Teleoperations is a little discussed but vital element of putting self-driving tech into the world. The serious players in this space aren’t about to let their robots into the world without the ability to drive, or at least direct them from afar. Waymo, General Motors’ Cruise, Nutonomy, Zoox, Drive.ai, Uber, and Nissan are all quietly developing teleoperation systems. California law says vehicles without drivers inside them must allow for remote control. Florida, Arizona, Oregon, and Washington are considering similar rules. US senator Richard Blumenthal (D-Connecticut) has said he wants similar language in AV Start, the would-be federal law governing self-driving tech that has been languishing in Congress for nearly two years.
The actual setup for the remote driver will evolve, but for now Designated Driver is using a bank of six screens that display the feeds from various cameras on the car and a map of the area.

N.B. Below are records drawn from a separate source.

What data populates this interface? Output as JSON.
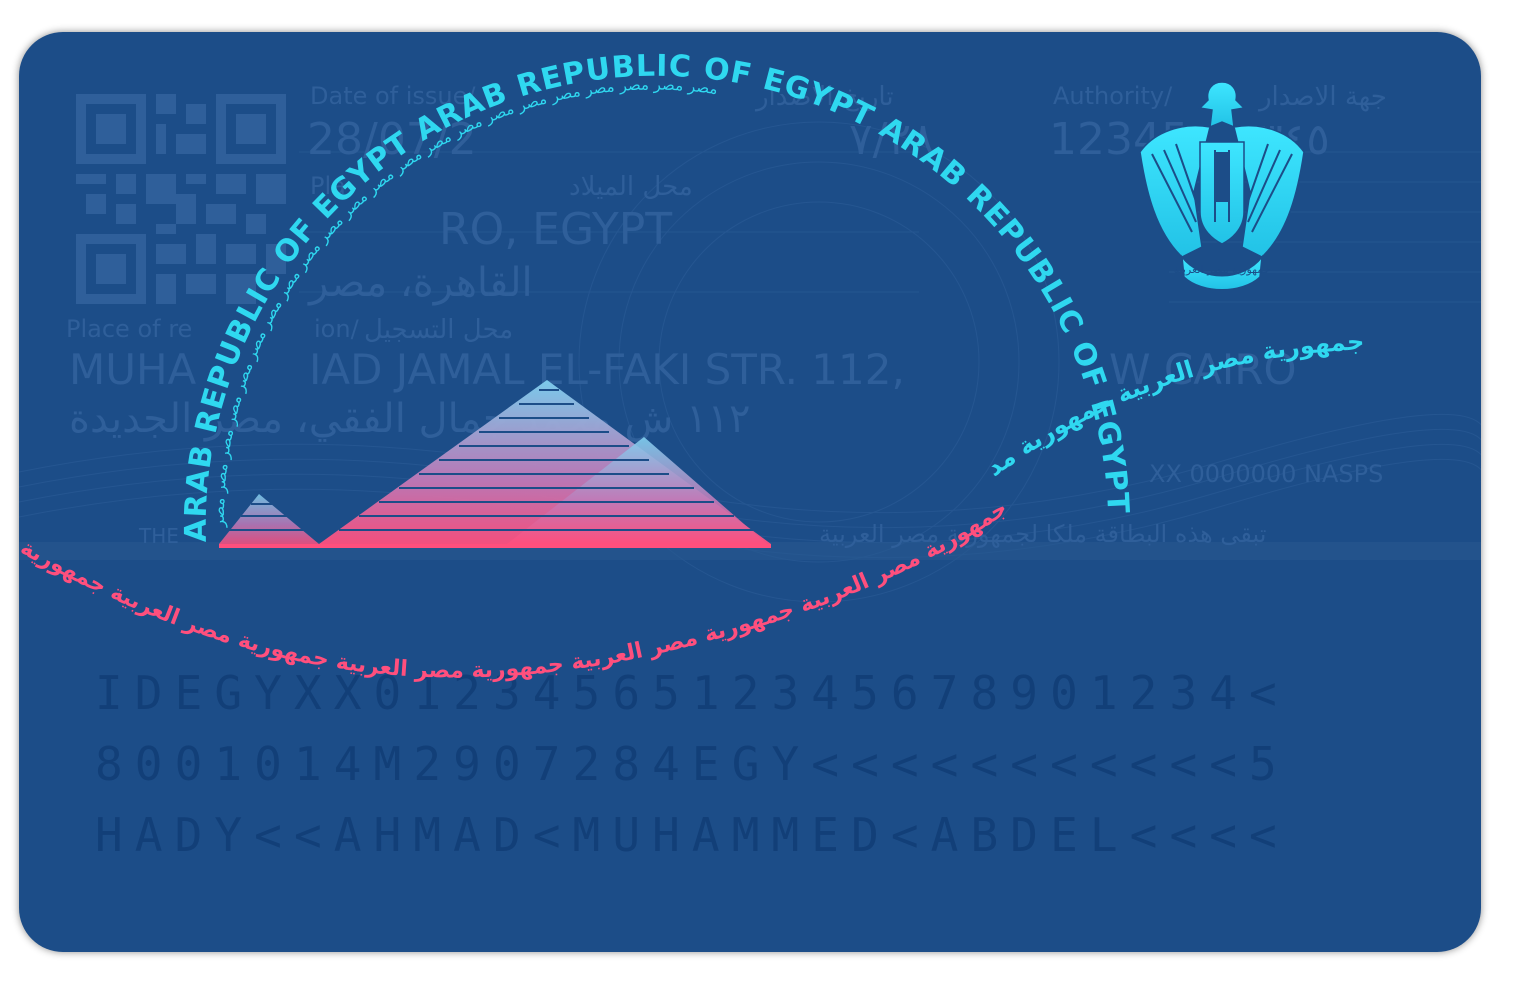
{
  "back": {
    "issue_date": {
      "label_en": "Date of issue/",
      "label_ar": "تاريخ الاصدار",
      "value": "28/07/2",
      "value_ar": "٧/٢٨"
    },
    "authority": {
      "label_en": "Authority/",
      "label_ar": "جهة الاصدار",
      "value": "12345",
      "value_ar": "٣٤٥"
    },
    "place_of_birth": {
      "label_en": "Pla",
      "label_ar": "محل الميلاد",
      "value_en": "RO, EGYPT",
      "value_ar": "القاهرة، مصر"
    },
    "place_of_residence": {
      "label_en": "Place of re",
      "label_en2": "ion/",
      "label_ar": "محل التسجيل",
      "value_en_a": "MUHA",
      "value_en_b": "IAD JAMAL EL-FAKI STR. 112,",
      "value_en_c": "W CAIRO",
      "value_ar": "١١٢ ش محمد جمال الفقي، مصر الجديدة"
    },
    "document_ref": "XX 0000000  NASPS",
    "footer_en": "THE",
    "footer_ar": "تبقى هذه البطاقة ملكا لجمهورية مصر العربية",
    "arc_text_en": "ARAB REPUBLIC OF EGYPT ARAB REPUBLIC OF EGYPT ARAB REPUBLIC OF EGYPT AR",
    "arc_text_ar": "مصر مصر مصر مصر مصر مصر مصر مصر مصر مصر مصر مصر مصر مصر مصر مصر مصر مصر مصر مصر مصر مصر",
    "wave_text_cyan": "جمهورية مصر العربية  جمهورية مد",
    "wave_text_pink": "جمهورية مصر العربية  جمهورية مصر العربية  جمهورية مصر العربية  جمهورية مصر العربية  جمهورية",
    "emblem_caption": "جمهورية مصر العربية",
    "mrz": {
      "line1": "IDEGYXX0123456512345678901234<",
      "line2": "8001014M2907284EGY<<<<<<<<<<<5",
      "line3": "HADY<<AHMAD<MUHAMMED<ABDEL<<<<"
    }
  },
  "colors": {
    "card": "#1c4d88",
    "faint_text": "#2f5f9a",
    "cyan": "#2fd8f0",
    "pink": "#ff4f7d",
    "mrz": "#123f78"
  }
}
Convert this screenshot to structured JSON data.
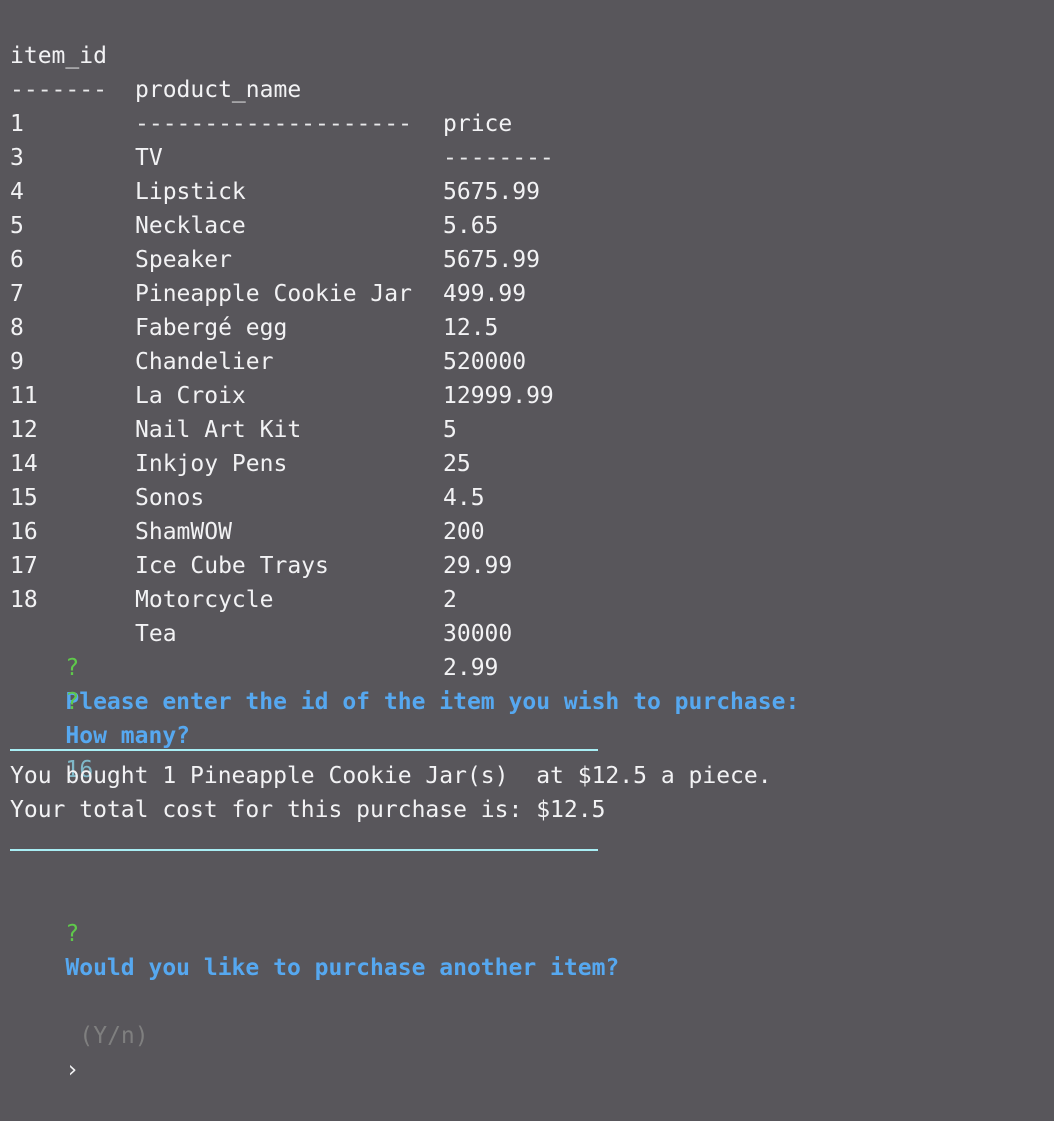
{
  "table": {
    "headers": {
      "id": "item_id",
      "name": "product_name",
      "price": "price"
    },
    "separators": {
      "id": "-------",
      "name": "--------------------",
      "price": "--------"
    },
    "rows": [
      {
        "id": "1",
        "name": "TV",
        "price": "5675.99"
      },
      {
        "id": "3",
        "name": "Lipstick",
        "price": "5.65"
      },
      {
        "id": "4",
        "name": "Necklace",
        "price": "5675.99"
      },
      {
        "id": "5",
        "name": "Speaker",
        "price": "499.99"
      },
      {
        "id": "6",
        "name": "Pineapple Cookie Jar",
        "price": "12.5"
      },
      {
        "id": "7",
        "name": "Fabergé egg",
        "price": "520000"
      },
      {
        "id": "8",
        "name": "Chandelier",
        "price": "12999.99"
      },
      {
        "id": "9",
        "name": "La Croix",
        "price": "5"
      },
      {
        "id": "11",
        "name": "Nail Art Kit",
        "price": "25"
      },
      {
        "id": "12",
        "name": "Inkjoy Pens",
        "price": "4.5"
      },
      {
        "id": "14",
        "name": "Sonos",
        "price": "200"
      },
      {
        "id": "15",
        "name": "ShamWOW",
        "price": "29.99"
      },
      {
        "id": "16",
        "name": "Ice Cube Trays",
        "price": "2"
      },
      {
        "id": "17",
        "name": "Motorcycle",
        "price": "30000"
      },
      {
        "id": "18",
        "name": "Tea",
        "price": "2.99"
      }
    ]
  },
  "prompts": {
    "mark": "?",
    "id_question": "Please enter the id of the item you wish to purchase:",
    "id_answer": "6",
    "qty_question": "How many?",
    "qty_answer": "1",
    "again_question": "Would you like to purchase another item?",
    "again_hint": "(Y/n)",
    "again_cursor": "›"
  },
  "receipt": {
    "line1": "You bought 1 Pineapple Cookie Jar(s)  at $12.5 a piece.",
    "line2": "Your total cost for this purchase is: $12.5"
  },
  "colors": {
    "background": "#58565b",
    "text": "#f2f2f4",
    "question_mark": "#5fc94b",
    "question_text": "#56a8f0",
    "answer": "#7fb8c8",
    "rule": "#a8eef4"
  }
}
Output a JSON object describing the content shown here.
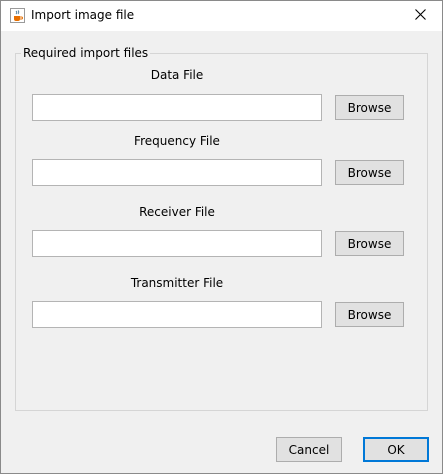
{
  "window": {
    "title": "Import image file"
  },
  "group": {
    "title": "Required import files"
  },
  "fields": [
    {
      "label": "Data File",
      "value": "",
      "browse_label": "Browse"
    },
    {
      "label": "Frequency File",
      "value": "",
      "browse_label": "Browse"
    },
    {
      "label": "Receiver File",
      "value": "",
      "browse_label": "Browse"
    },
    {
      "label": "Transmitter File",
      "value": "",
      "browse_label": "Browse"
    }
  ],
  "footer": {
    "cancel_label": "Cancel",
    "ok_label": "OK"
  },
  "icons": {
    "app": "java-cup-icon",
    "close": "close-icon"
  },
  "colors": {
    "default_button_border": "#0078d7",
    "titlebar": "#ffffff",
    "background": "#f0f0f0"
  }
}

Designated Driver sees a market there. Autonomy is a vast space, including ride-hail cars, trucks, shuttles, tractors, mining equipment, sidewalk robots, and more. Surely not every company will have the time, resources, or patience to develop their own remote control system. That makes them potential customers. “We’re still struggling with voice control, right?” says CEO Manuela Papadopol. “The reality is that communication is a challenge.”